The University of Illinois has received dissertations from Mozambique, and is currently acquiring dissertations successfully from Morocco (the first 28 have arrived); Joe Lauer was successful in Michigan State University's continued effort to acquire dissertations from the University of Zimbabwe. The University of Florida has not been able to acquire any to date. Yale buys South African theses from Proquest on relevant topics.


An action we might take would be to lobby UMI to try to include more African countries.


J. Zellers reported that in 1989 and 1995 CAMES, the Conseil Africain et Malgache pour Enseignement Superier, an organization in Ouagadougou, collected dissertations from all over French speaking West Africa. A number of universities sent copies of their theses to CAMES over the past 15 to 30 years, and CAMES was interested in filming them. R. Bell-Gam suggested that filming this collection might be explored as a possible CAMP project.

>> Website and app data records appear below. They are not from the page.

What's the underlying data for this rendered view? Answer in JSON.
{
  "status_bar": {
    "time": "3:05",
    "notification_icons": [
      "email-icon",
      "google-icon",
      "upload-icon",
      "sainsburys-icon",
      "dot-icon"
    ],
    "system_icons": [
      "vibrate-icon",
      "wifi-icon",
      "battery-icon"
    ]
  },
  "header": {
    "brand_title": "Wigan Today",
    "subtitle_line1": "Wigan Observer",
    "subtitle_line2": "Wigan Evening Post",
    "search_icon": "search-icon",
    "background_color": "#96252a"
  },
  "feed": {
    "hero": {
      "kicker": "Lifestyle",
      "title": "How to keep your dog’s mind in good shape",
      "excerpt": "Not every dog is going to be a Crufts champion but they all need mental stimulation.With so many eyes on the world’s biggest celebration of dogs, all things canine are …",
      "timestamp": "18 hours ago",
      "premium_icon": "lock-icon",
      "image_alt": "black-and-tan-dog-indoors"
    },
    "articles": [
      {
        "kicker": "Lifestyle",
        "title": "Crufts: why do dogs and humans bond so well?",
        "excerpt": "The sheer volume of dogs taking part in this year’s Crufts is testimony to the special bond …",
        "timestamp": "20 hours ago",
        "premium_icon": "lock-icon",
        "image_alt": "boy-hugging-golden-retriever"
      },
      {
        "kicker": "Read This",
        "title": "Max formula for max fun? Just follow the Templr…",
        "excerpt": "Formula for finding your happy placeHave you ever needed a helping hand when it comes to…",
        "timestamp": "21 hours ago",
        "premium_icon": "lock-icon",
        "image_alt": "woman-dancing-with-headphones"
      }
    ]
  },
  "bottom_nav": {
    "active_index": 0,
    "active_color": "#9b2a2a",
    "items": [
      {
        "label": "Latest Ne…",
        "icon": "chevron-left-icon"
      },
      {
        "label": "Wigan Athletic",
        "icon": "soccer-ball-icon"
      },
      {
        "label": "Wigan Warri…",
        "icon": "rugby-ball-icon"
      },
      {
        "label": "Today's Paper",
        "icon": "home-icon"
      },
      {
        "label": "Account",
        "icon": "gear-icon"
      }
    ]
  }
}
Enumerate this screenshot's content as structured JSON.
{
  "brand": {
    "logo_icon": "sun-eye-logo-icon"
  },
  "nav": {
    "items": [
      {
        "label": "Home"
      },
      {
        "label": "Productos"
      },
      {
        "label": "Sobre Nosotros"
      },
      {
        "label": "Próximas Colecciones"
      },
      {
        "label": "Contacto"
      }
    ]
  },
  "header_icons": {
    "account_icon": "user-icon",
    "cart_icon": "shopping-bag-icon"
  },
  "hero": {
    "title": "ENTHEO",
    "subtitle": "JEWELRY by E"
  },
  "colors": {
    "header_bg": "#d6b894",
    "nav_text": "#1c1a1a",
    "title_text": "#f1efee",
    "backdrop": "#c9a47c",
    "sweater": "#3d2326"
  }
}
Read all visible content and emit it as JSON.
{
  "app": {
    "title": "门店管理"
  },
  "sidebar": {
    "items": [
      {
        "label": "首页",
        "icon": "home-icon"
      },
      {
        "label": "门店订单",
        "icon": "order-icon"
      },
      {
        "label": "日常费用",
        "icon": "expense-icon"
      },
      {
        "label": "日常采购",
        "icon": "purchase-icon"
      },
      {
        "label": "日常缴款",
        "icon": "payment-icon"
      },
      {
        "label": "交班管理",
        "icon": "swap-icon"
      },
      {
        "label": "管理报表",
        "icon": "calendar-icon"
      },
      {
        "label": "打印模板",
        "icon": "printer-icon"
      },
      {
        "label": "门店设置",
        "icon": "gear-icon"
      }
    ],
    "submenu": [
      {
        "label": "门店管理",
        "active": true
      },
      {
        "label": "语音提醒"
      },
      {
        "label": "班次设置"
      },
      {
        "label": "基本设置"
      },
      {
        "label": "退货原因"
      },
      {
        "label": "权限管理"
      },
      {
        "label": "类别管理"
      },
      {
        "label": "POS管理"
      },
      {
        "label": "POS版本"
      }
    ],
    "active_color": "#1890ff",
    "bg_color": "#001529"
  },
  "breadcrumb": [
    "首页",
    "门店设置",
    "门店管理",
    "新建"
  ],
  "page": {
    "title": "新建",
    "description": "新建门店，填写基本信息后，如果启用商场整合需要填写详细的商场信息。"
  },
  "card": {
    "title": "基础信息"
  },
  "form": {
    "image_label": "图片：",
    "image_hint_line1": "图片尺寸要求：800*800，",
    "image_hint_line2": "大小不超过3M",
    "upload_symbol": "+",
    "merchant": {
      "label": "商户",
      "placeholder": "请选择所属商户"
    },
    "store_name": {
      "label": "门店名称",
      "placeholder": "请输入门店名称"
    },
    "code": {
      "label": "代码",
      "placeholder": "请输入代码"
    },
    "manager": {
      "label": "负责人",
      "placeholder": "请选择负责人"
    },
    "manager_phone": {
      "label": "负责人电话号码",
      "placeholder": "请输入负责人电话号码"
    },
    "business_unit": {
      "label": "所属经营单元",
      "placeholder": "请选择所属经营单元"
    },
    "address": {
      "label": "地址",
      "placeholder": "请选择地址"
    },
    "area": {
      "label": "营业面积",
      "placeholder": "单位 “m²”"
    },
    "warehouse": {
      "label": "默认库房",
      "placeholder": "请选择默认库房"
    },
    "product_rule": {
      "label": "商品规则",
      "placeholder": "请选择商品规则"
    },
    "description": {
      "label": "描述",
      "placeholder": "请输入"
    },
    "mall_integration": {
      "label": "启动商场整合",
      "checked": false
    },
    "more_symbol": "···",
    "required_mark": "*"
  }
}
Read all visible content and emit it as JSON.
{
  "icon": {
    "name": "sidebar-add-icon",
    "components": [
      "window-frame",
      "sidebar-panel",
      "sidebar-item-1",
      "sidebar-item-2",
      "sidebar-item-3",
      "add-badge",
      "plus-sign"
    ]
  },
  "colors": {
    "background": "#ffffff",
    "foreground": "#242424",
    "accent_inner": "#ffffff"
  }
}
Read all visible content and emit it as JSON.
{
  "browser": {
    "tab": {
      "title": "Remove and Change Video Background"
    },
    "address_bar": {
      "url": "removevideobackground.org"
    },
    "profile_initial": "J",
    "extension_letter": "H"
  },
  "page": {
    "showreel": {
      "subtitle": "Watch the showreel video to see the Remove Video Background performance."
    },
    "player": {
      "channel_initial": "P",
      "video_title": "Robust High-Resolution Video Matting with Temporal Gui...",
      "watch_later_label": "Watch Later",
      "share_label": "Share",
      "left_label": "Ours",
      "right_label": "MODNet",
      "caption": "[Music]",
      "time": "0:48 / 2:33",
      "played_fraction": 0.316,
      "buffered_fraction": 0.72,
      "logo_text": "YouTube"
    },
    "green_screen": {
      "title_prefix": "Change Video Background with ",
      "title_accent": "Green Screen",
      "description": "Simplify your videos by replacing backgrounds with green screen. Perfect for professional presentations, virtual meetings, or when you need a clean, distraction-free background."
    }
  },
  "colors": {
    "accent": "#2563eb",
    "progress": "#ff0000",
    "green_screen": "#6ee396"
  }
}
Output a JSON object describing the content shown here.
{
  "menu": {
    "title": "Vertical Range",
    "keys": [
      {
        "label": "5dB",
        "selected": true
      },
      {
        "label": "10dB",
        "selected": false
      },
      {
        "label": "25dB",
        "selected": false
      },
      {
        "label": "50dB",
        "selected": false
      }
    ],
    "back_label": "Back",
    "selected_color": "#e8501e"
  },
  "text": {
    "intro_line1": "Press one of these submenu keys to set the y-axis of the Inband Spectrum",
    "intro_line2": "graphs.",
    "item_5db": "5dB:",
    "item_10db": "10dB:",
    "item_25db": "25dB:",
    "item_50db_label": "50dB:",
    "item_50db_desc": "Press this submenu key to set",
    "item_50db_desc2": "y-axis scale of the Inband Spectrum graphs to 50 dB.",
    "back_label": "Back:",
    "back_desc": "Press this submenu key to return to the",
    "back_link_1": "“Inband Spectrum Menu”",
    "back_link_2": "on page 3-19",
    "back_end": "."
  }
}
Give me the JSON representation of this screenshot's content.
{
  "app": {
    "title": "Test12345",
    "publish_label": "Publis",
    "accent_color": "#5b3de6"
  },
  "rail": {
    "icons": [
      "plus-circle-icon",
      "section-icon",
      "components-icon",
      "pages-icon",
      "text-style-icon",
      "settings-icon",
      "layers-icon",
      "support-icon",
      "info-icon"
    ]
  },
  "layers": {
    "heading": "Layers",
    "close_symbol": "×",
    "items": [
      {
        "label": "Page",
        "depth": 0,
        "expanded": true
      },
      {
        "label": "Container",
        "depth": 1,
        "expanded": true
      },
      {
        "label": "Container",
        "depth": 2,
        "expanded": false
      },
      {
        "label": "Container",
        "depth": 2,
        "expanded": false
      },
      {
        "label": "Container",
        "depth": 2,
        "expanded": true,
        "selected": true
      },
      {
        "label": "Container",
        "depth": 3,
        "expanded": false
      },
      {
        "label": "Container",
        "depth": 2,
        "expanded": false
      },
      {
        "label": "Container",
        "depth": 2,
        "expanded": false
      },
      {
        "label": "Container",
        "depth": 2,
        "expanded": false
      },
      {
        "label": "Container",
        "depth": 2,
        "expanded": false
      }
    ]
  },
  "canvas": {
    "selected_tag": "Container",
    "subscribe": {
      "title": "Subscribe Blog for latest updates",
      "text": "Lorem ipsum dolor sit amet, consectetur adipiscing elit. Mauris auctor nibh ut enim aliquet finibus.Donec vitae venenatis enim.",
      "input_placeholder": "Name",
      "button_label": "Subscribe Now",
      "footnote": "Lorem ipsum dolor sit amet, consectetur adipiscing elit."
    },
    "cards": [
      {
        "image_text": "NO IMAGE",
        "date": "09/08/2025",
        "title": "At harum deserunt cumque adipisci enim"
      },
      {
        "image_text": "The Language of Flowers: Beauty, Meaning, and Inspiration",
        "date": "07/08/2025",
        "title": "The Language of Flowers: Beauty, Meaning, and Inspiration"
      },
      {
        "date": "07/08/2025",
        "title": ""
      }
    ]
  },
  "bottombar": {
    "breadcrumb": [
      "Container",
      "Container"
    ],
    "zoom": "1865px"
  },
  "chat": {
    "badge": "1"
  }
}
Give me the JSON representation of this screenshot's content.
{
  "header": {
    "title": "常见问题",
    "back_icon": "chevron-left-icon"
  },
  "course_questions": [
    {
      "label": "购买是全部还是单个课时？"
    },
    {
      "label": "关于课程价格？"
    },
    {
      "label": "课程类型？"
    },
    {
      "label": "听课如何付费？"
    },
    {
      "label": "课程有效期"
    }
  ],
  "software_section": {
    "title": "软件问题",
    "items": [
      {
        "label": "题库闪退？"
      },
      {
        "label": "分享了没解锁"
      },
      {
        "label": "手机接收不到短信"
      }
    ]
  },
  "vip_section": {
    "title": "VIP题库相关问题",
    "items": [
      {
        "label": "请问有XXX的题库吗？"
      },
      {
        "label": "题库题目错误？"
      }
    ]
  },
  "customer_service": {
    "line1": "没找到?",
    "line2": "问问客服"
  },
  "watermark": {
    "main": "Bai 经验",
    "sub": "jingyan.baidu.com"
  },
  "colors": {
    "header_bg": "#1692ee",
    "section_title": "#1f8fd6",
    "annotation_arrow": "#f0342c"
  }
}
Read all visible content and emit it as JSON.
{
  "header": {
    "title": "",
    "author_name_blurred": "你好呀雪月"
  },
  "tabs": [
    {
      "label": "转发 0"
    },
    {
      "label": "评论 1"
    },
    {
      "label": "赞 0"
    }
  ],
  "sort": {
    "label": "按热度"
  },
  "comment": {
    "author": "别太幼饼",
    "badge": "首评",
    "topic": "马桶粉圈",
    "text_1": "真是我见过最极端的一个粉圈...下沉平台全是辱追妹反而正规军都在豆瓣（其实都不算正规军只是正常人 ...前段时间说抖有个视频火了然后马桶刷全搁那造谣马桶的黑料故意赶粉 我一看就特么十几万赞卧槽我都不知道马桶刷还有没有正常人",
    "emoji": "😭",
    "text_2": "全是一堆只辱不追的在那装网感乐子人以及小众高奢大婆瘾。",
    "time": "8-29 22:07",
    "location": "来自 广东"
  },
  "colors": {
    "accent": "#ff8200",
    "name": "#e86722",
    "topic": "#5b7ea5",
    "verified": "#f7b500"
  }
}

4. Update on Senegal project


Joe Caruso distributed two draft reports for CAMP: one on 'Lessons learned from Senegal' and other on the 'Archives Task Force' (ideas about future projects). Under the current circumstances, the project, Serie 10D, will probably be delayed six months, or a completion date of May 2003, instead of December 2002. The main reason is lack of staff; at the National Archives of Senegal, the senior film technician and his supervisor who were well trained, with many years of experience, and who participated in the Title VI/CAMP training of July 1999, have retired. A third film technician (who had participated in our training and who also attended a 6-week training course in France in the spring of 2001) is the only person currently working in the microfilm lab. Joe met briefly with Saliou Mbaye (Director of the National Archives of Senegal) on May 1st in New York City.

In sum: completion of the current project will be delayed and the subsequent project of 11D still has no funding; monies will need to be raised to continue the D series. The estimated cost to film 11D is $120,000. Detailed information concerning this is available on the website. Another option will be discussed in depth at the CAMP meeting. In brief, Dr. Mbaye has suggested that he could speed up the process of Section 10D by hiring back the retired senior technician on a part-time basis at a cost of up to $4,000. Joe remains concerned about the time gap between work accomplished on projects in terms of its impact on the quality of filming. However, it so happens that the French government is currently funding another small microfilming project, the filming of Serie H, a collection of records from colonial French West Africa, which has taken precedence with the Archives. In the proposal or plans for 11D, a training component is strongly recommended. In other words, we should think about planning to pay for a Senegalese technician to attend training classes in the USA and of encouraging the expansion of the preservation staff at the archives.

last updated: 9/28/2009